After the obligatory “Yay, we beat the bad guy” dinner, Tony and Bruce went to the lab to work on repairing Tony’s armor, Thor and Natasha went to drill in the gym, and Coulson went to write up the incident report. That left Steve and Clint in what Coulson joked was the “Situation room” and everyone else called the dining room.
“Sorry, Cap,” Clint said, rubbing the back of his neck and looking embarrassed.
“Don’t worry about it,” Steve said. “Job got done, that’s all I care about.” Even as he said the words Steve knew that wasn’t completely true. He was concerned about what had caused the momentary lapse earlier, and wanted to find out how he could prevent it from happening again, but he didn’t want to push, either.
“No, I guess I should tell you. Coulson said I should, anyway,” Clint said, but he didn’t look happy about it.
“Tell me what?” Steve said. “Is it something that I need to take you out of the field because of?”
“Aw, hell, no,” Clint said, looking very uncomfortable. “Just... have you noticed that this isn’t the first time I’ve had trouble following what’s going on?”
Steve realized that they were treading on dangerous ground here. But he couldn’t lie, either. “Yes, but it’s never mattered.”
“That’s not completely true,” Clint said with a grimace. “Today it did, for example. But thanks for pretending otherwise. It’s, well, I’ve got some hearing loss.”
“Okay...” Steve said, fairly certain there was more to the story.

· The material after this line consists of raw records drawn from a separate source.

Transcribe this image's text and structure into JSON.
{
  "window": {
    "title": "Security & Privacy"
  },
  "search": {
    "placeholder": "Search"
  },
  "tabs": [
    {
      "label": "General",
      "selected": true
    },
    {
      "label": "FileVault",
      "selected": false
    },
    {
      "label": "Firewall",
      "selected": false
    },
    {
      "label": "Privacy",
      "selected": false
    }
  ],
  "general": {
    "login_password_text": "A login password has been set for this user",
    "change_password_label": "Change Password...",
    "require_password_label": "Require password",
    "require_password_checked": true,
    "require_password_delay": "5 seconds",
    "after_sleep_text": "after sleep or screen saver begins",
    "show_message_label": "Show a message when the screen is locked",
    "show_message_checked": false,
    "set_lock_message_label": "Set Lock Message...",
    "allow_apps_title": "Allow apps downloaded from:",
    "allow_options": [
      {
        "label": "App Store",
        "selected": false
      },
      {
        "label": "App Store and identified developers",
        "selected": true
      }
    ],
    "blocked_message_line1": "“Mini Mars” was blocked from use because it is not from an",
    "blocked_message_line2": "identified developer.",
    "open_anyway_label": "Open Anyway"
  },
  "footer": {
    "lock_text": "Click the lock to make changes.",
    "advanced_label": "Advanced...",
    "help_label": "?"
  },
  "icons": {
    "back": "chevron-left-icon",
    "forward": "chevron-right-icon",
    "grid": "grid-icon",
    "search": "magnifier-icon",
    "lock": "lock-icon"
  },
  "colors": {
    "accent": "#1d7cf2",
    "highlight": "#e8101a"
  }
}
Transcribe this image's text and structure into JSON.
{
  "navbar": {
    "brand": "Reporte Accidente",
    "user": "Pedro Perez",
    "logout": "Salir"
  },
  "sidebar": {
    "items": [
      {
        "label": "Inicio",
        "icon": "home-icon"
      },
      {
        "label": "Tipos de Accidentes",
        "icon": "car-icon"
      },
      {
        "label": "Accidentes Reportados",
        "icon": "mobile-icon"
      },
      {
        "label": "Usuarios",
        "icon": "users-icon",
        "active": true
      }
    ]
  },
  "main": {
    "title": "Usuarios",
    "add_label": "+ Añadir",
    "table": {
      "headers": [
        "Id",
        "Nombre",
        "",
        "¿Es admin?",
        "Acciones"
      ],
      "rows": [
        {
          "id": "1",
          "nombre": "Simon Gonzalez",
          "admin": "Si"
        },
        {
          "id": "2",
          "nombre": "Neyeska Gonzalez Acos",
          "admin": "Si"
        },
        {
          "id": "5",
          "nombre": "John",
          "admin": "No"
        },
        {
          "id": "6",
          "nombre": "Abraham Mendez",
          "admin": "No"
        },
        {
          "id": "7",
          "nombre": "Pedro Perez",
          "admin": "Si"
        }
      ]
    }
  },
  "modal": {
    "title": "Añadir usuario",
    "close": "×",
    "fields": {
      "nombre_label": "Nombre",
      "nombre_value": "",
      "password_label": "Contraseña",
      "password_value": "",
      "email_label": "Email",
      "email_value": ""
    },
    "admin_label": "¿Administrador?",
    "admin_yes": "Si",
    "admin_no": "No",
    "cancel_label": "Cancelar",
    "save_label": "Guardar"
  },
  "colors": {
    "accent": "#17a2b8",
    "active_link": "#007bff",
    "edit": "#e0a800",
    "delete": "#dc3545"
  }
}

“I managed to screw it up with a sonic arrow a few years ago,” Clint said. “Normally I wear a hearing aid, and it’s fine, but I hadn’t put it in yet this morning. I’m sorry about that.”
“Does Coulson know?” Steve asked, a whole raft of things coming clear in his mind.
“Yeah, both him and Natasha know.” Clint shifted again, clearly uncomfortable with the subject matter. Steve could understand that - he knew what it was to have what you interpreted to be a weakness, something that could be used against you. At least in Steve’s case, he’d never had to tell someone that he was a 90 pound weakling.
“Okay, so how do we make sure that this doesn’t happen again?” Steve asked.
Clint looked surprised for a moment, and then grinned. “That’s just like you, Cap. Don’t bother to yell at me for screwing up - just skip right to fixing it.”
Steve shrugged. “What’s done is done. I don’t see any reason to get upset. But let’s see if we can find away around it.”
“The problem is that I can only wear the aid for so long before it becomes uncomfortable. Maybe I should stash a spare with my quiver?” Clint suggested.
“That’s a good idea, but there’s always the possibility that you won’t be able to get to it in time,” Steve said, thinking out loud. “Can we get several spares?”
“They’re SHIELD issue,” Clint said, “But I bet if Coulson requisitioned them, we could get them. Why?”
“If you’re okay with it, I’d like to find a way to keep a spare with my shield,” Steve said. “And... maybe one with Tony’s suit?”
Clint made a face. “Does that mean I have to tell Stark about it?” Steve started to tell him that of course he didn’t have to, but Clint shook his head and laughed a little, clearly self-conscious. “No, it’s okay. It would make sense for the team to know.”
Steve clapped a hand on Clint’s shoulder. “Thank you for telling me,” he said seriously. “It means a lot that you trust me.”
“Like trusting Captain America is a challenge,” Clint scoffed, but there was an expression of relief on his face.
He didn’t call Clint on it, though. Learning to trust was a slow process, but they were getting there. They all were.